“We could stop creating plastic right now cold turkey, and what’s left in our environment already is going to be polluting it with microplastics for years to come,” said Faran Savitz, a PennEnvironment zero waste advocate.

Faran Savitz with PennEnvironment has been working to inform the public about plastic waste and consumption for several years.

“Plastic doesn’t biodegrade in our environment, it doesn’t go away. It just turns into tinier and tinier pieces of plastic. When they’re about 5 millimeters in any dimension, that’s a microplastic. So about the size of a grain of rice or smaller,” explained Savitz.

These microplastics were found in every waterway they tested two years ago, so they decided to test the 50 cleanest waterways in Pennsylvania over the last year.

“And if they have microplastics too, then the problem goes beyond litter and goes beyond what we can see.

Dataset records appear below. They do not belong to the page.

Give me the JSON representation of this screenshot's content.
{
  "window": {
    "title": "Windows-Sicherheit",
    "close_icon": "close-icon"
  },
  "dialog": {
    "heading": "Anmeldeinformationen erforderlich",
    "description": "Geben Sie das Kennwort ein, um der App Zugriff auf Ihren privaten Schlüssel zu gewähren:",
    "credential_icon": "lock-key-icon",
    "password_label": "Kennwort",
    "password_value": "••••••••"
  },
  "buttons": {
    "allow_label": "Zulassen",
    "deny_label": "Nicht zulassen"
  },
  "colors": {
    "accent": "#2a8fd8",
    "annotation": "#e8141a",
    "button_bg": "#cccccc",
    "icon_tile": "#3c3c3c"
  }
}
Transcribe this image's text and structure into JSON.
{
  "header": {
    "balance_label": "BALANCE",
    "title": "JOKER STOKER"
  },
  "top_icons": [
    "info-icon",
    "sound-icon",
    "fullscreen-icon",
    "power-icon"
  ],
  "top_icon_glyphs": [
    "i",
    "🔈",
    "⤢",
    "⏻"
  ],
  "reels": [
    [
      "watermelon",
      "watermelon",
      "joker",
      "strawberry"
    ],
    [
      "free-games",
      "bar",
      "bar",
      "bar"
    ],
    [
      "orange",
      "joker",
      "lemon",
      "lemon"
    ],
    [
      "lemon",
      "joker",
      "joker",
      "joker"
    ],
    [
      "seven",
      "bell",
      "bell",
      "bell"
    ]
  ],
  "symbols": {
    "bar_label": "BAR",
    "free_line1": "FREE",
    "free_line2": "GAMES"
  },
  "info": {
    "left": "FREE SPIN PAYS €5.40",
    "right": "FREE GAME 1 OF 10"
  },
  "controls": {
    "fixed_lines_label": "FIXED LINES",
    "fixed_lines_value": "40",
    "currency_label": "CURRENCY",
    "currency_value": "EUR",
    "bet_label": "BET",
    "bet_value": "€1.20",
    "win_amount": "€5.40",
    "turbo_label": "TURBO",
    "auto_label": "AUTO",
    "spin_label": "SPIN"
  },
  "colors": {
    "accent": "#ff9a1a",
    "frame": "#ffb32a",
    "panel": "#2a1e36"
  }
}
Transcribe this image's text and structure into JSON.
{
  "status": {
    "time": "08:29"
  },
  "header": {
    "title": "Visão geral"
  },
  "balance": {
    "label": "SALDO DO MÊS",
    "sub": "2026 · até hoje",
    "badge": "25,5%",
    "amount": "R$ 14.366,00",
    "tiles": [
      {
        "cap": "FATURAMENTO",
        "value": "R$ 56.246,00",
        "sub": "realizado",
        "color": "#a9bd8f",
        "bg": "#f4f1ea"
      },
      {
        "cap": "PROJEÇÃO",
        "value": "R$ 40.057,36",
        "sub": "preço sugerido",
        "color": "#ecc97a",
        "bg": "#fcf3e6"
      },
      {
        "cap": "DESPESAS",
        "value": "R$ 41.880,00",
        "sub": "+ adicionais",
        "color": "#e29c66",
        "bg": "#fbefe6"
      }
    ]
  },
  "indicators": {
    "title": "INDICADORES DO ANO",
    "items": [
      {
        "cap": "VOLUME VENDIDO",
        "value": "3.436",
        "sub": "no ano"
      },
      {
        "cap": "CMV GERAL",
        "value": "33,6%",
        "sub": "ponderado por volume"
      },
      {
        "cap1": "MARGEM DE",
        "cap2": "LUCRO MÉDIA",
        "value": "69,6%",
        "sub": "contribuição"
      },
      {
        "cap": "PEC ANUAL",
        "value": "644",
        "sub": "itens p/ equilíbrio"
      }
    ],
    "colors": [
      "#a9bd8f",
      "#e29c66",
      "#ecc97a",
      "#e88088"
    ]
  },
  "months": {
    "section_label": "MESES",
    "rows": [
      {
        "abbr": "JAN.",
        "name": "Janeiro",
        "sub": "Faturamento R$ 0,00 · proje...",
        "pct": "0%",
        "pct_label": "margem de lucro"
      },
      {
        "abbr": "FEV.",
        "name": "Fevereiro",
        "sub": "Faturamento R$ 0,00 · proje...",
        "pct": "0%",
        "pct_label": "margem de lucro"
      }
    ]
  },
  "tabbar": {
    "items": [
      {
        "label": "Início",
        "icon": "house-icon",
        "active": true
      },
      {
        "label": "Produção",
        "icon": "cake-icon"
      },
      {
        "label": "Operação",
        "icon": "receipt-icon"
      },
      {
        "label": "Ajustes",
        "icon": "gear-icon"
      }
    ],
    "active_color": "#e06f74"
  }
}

It means it’s probably in all our waterways, and sadly we found microplastics everywhere that we tested,” Savitz told Eyewitness News.

The testing included multiple rivers in our area including the Lackawanna and Lehigh Rivers, and Pocono Creek, and this problem isn’t going away soon.

“All these items we just use them for a couple minutes and then we throw them away. As you can see, there isn’t really an away. They’re going to be polluting our environment for hundreds of years if not longer.” said Savitz.

While there isn’t one easy solution, you can help by supporting one-use plastic bans or just by using your voice to raise awareness.

“So if we can get more people making their voices heard, knowing that this is a concern and telling their elected officials. You can get real action to stop these plastics become a problem, for our environment and for our lives,” Savitz explained.

While studies are still being done on the effect of microplastics on the human body, they emphasize that it is a foreign substance that we continue to consume in our food and water.

For a map of the rivers tested, reference the map below.